_TASK INPUT_

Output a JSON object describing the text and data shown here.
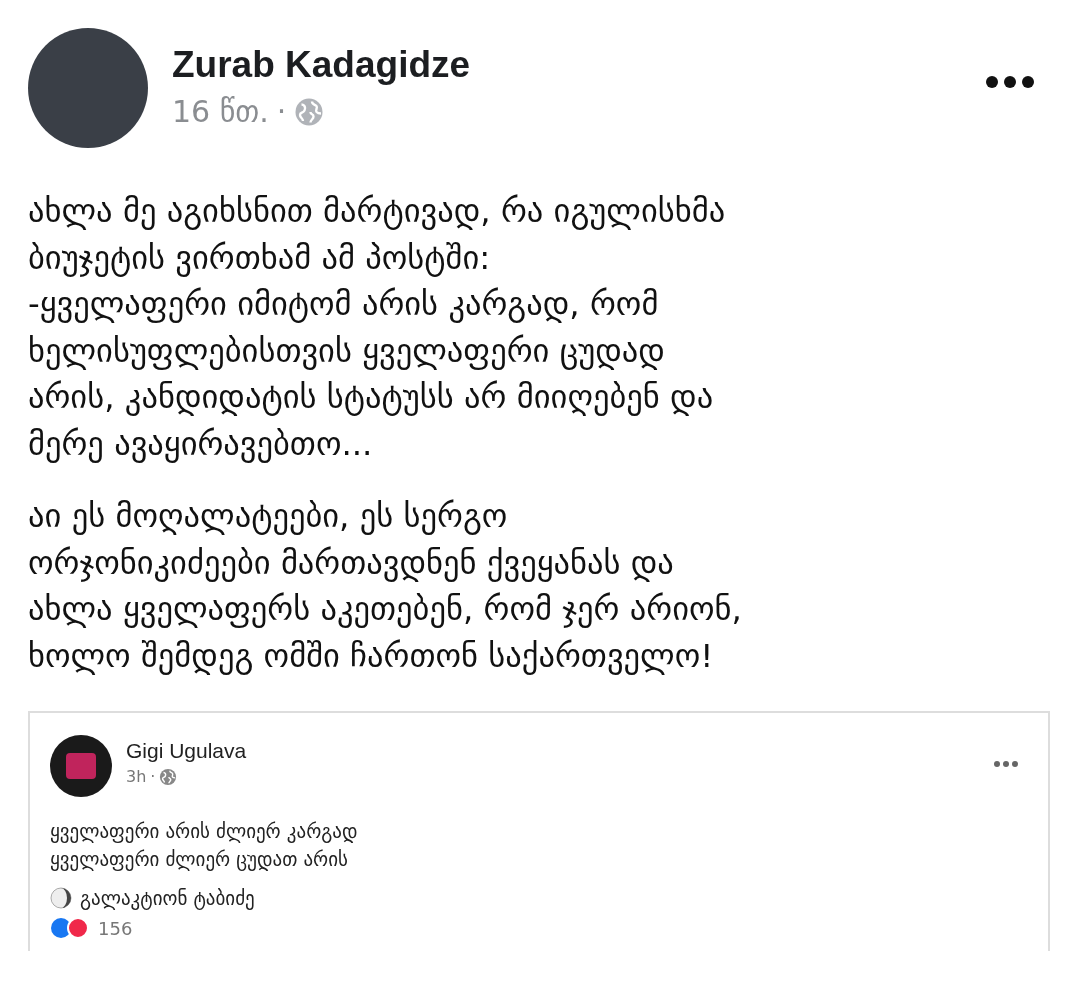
{
  "post": {
    "author": "Zurab Kadagidze",
    "time": "16 წთ.",
    "separator": "·",
    "paragraphs": [
      {
        "lines": [
          "ახლა მე აგიხსნით მარტივად, რა იგულისხმა",
          "ბიუჯეტის ვირთხამ ამ პოსტში:",
          "-ყველაფერი იმიტომ არის კარგად, რომ",
          "ხელისუფლებისთვის ყველაფერი ცუდად",
          "არის, კანდიდატის სტატუსს არ მიიღებენ და",
          "მერე ავაყირავებთო..."
        ]
      },
      {
        "lines": [
          "აი ეს მოღალატეები, ეს სერგო",
          "ორჯონიკიძეები მართავდნენ ქვეყანას და",
          "ახლა ყველაფერს აკეთებენ, რომ ჯერ არიონ,",
          "ხოლო შემდეგ ომში ჩართონ საქართველო!"
        ]
      }
    ]
  },
  "shared_post": {
    "author": "Gigi Ugulava",
    "time": "3h",
    "separator": "·",
    "lines": [
      "ყველაფერი არის ძლიერ კარგად",
      "ყველაფერი ძლიერ ცუდათ არის"
    ],
    "signature": "გალაკტიონ ტაბიძე",
    "reaction_count": "156"
  }
}
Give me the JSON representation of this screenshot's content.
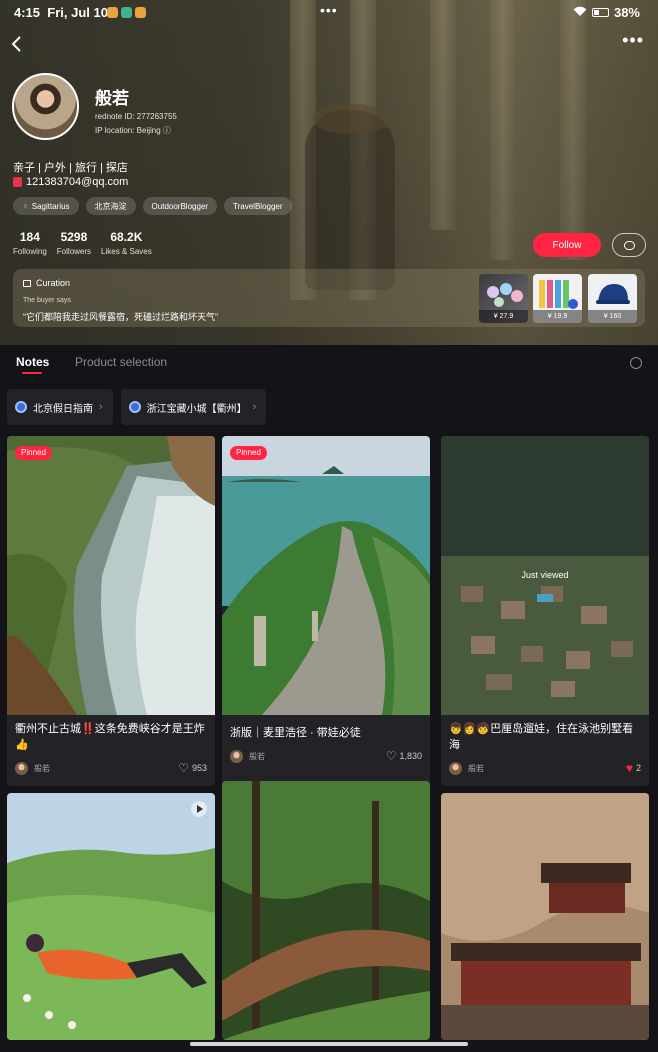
{
  "status_bar": {
    "time": "4:15",
    "date": "Fri, Jul 10",
    "battery": "38%"
  },
  "colors": {
    "accent": "#ff2442",
    "background": "#141418",
    "card": "#232327"
  },
  "profile": {
    "name": "般若",
    "rednote_id": "rednote ID: 277263755",
    "ip_location": "IP location: Beijing",
    "bio": "亲子 | 户外 | 旅行 | 探店",
    "email": "121383704@qq.com",
    "tags": [
      "Sagittarius",
      "北京海淀",
      "OutdoorBlogger",
      "TravelBlogger"
    ],
    "stats": [
      {
        "value": "184",
        "label": "Following"
      },
      {
        "value": "5298",
        "label": "Followers"
      },
      {
        "value": "68.2K",
        "label": "Likes & Saves"
      }
    ],
    "follow_label": "Follow"
  },
  "curation": {
    "title": "Curation",
    "subtitle": "The buyer says",
    "quote": "“它们都陪我走过风餐露宿，死磕过烂路和坏天气”",
    "products": [
      {
        "price": "¥ 27.9"
      },
      {
        "price": "¥ 19.9"
      },
      {
        "price": "¥ 160"
      }
    ]
  },
  "tabs": [
    {
      "label": "Notes"
    },
    {
      "label": "Product selection"
    }
  ],
  "collections": [
    {
      "label": "北京假日指南"
    },
    {
      "label": "浙江宝藏小城【衢州】"
    }
  ],
  "notes": [
    {
      "title": "衢州不止古城‼️这条免费峡谷才是王炸👍",
      "author": "般若",
      "likes": "953",
      "pinned": "Pinned"
    },
    {
      "title": "浙版｜麦里浩径 · 带娃必徒",
      "author": "般若",
      "likes": "1,830",
      "pinned": "Pinned"
    },
    {
      "title": "👦👩🧒巴厘岛遛娃，住在泳池别墅看海",
      "author": "般若",
      "likes": "2",
      "overlay": "Just viewed"
    }
  ],
  "icons": [
    "back-arrow-icon",
    "more-icon",
    "mail-icon",
    "gender-icon",
    "chat-icon",
    "lock-icon",
    "search-icon",
    "collection-icon",
    "chevron-right-icon",
    "heart-icon",
    "play-icon"
  ]
}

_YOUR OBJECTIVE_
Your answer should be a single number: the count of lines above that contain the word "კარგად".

_RESULT OF THE EXERCISE_
2